Exercise description: Within the data below, copy each line where the string "true" is found.

Records contained in a dataset:
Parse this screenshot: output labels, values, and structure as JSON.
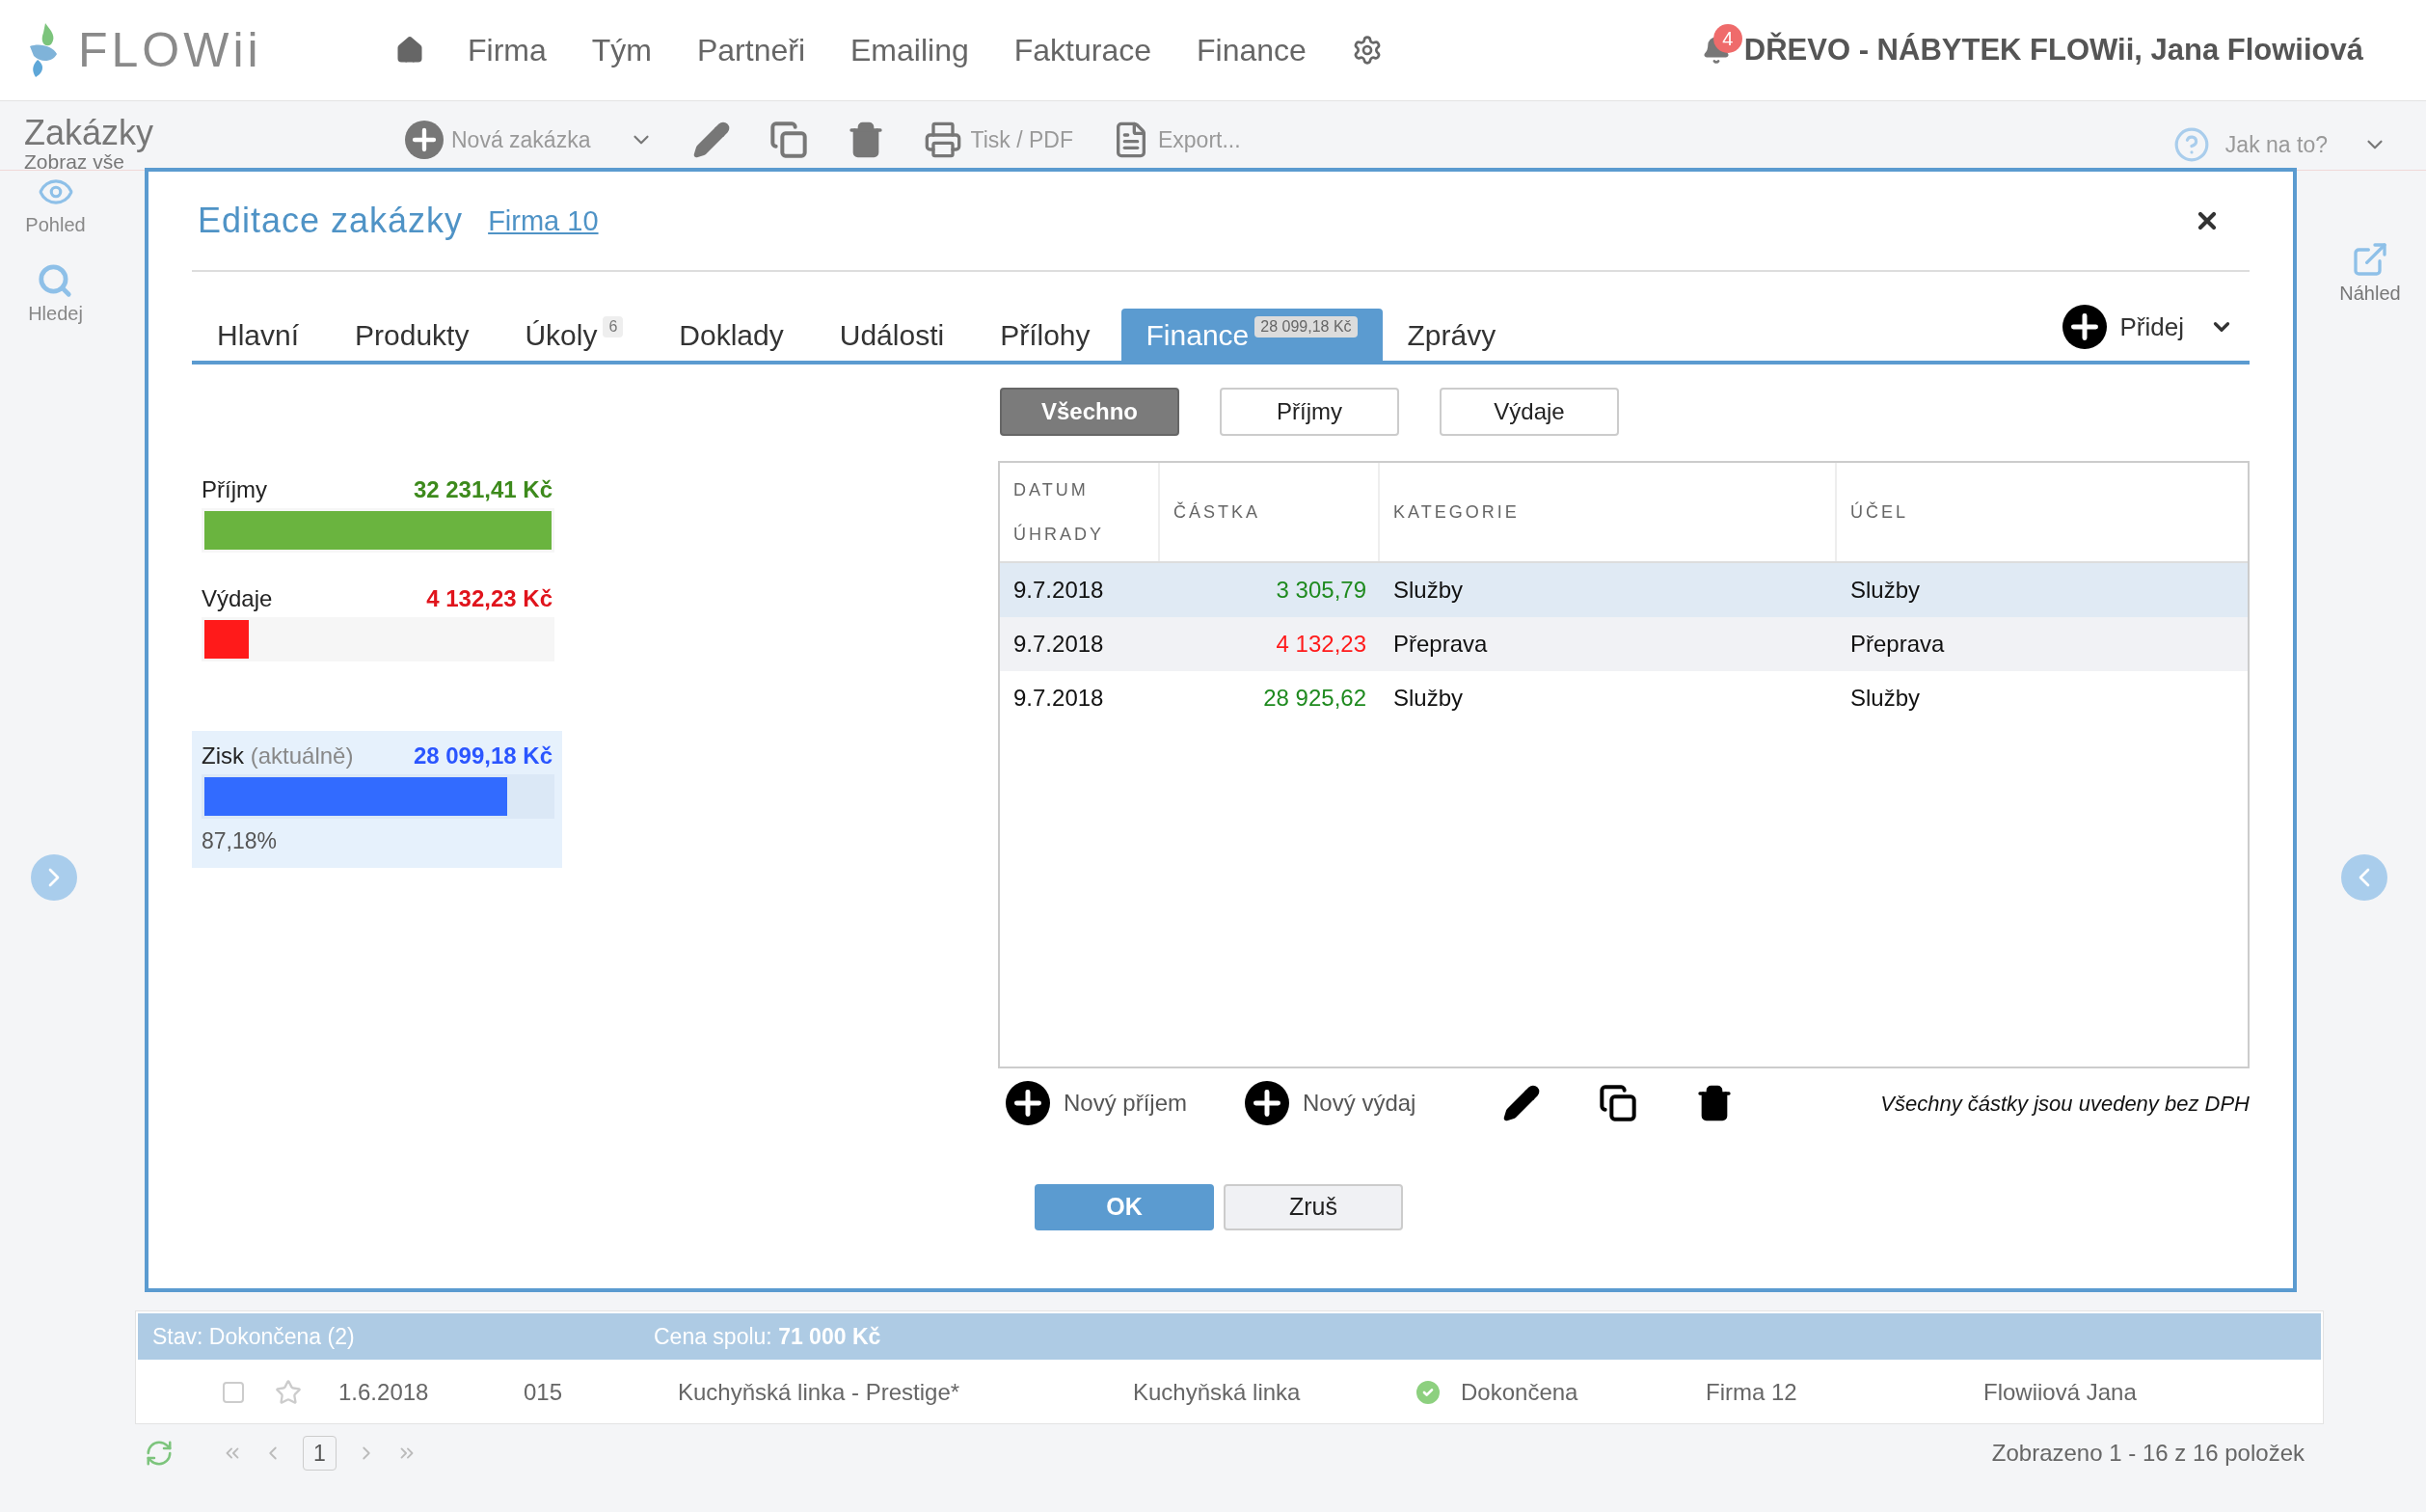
{
  "app": {
    "logo": "FLOWii"
  },
  "nav": {
    "items": [
      "Firma",
      "Tým",
      "Partneři",
      "Emailing",
      "Fakturace",
      "Finance"
    ],
    "notifications": "4",
    "account": "DŘEVO - NÁBYTEK FLOWii, Jana Flowiiová"
  },
  "page": {
    "title": "Zakázky",
    "subtitle": "Zobraz vše"
  },
  "toolbar": [
    {
      "kind": "add",
      "label": "Nová zakázka"
    },
    {
      "kind": "caret"
    },
    {
      "kind": "edit"
    },
    {
      "kind": "copy"
    },
    {
      "kind": "delete"
    },
    {
      "kind": "print",
      "label": "Tisk / PDF"
    },
    {
      "kind": "export",
      "label": "Export..."
    }
  ],
  "help": "Jak na to?",
  "sidebar": [
    {
      "kind": "view",
      "label": "Pohled"
    },
    {
      "kind": "search",
      "label": "Hledej"
    }
  ],
  "preview": "Náhled",
  "dialog": {
    "title": "Editace zakázky",
    "link": "Firma 10",
    "tabs": [
      {
        "label": "Hlavní",
        "selected": false
      },
      {
        "label": "Produkty",
        "selected": false
      },
      {
        "label": "Úkoly",
        "badge": "6",
        "selected": false
      },
      {
        "label": "Doklady",
        "selected": false
      },
      {
        "label": "Události",
        "selected": false
      },
      {
        "label": "Přílohy",
        "selected": false
      },
      {
        "label": "Finance",
        "badge": "28 099,18 Kč",
        "selected": true
      },
      {
        "label": "Zprávy",
        "selected": false
      }
    ],
    "add_button": "Přidej",
    "summary": [
      {
        "kind": "income",
        "label": "Příjmy",
        "amount": "32 231,41 Kč",
        "level": 1
      },
      {
        "kind": "expense",
        "label": "Výdaje",
        "amount": "4 132,23 Kč",
        "level": 0.128
      },
      {
        "kind": "profit",
        "label": "Zisk",
        "note": "(aktuálně)",
        "amount": "28 099,18 Kč",
        "level": 0.872,
        "percent": "87,18%"
      }
    ],
    "filters": [
      {
        "label": "Všechno",
        "selected": true
      },
      {
        "label": "Příjmy",
        "selected": false
      },
      {
        "label": "Výdaje",
        "selected": false
      }
    ],
    "table": {
      "columns": [
        "DATUM ÚHRADY",
        "ČÁSTKA",
        "KATEGORIE",
        "ÚČEL"
      ],
      "rows": [
        {
          "date": "9.7.2018",
          "amount": "3 305,79",
          "kind": "income",
          "category": "Služby",
          "purpose": "Služby",
          "selected": true
        },
        {
          "date": "9.7.2018",
          "amount": "4 132,23",
          "kind": "expense",
          "category": "Přeprava",
          "purpose": "Přeprava",
          "selected": false
        },
        {
          "date": "9.7.2018",
          "amount": "28 925,62",
          "kind": "income",
          "category": "Služby",
          "purpose": "Služby",
          "selected": false
        }
      ]
    },
    "actions": [
      {
        "kind": "add",
        "label": "Nový příjem"
      },
      {
        "kind": "add",
        "label": "Nový výdaj"
      },
      {
        "kind": "edit"
      },
      {
        "kind": "copy"
      },
      {
        "kind": "delete"
      }
    ],
    "note": "Všechny částky jsou uvedeny bez DPH",
    "ok": "OK",
    "cancel": "Zruš"
  },
  "grid": {
    "group": {
      "label": "Stav: Dokončena (2)",
      "total": "Cena spolu: **71 000 Kč**"
    },
    "rows": [
      {
        "checked": false,
        "starred": false,
        "date": "1.6.2018",
        "number": "015",
        "name": "Kuchyňská linka - Prestige*",
        "type": "Kuchyňská linka",
        "status": "Dokončena",
        "done": true,
        "company": "Firma 12",
        "owner": "Flowiiová Jana"
      }
    ]
  },
  "pager": {
    "page": "1",
    "info": "Zobrazeno 1 - 16 z 16 položek"
  }
}
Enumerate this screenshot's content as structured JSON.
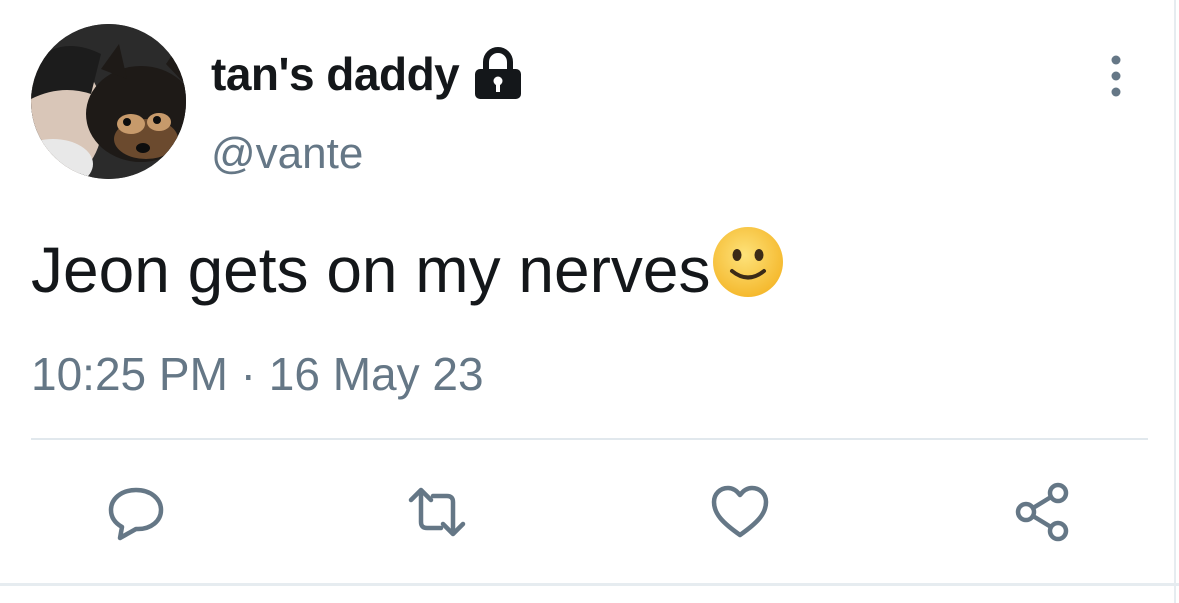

Output of the exercise:
        "selected": true
        "selected": true
          "selected": true
        "done": true,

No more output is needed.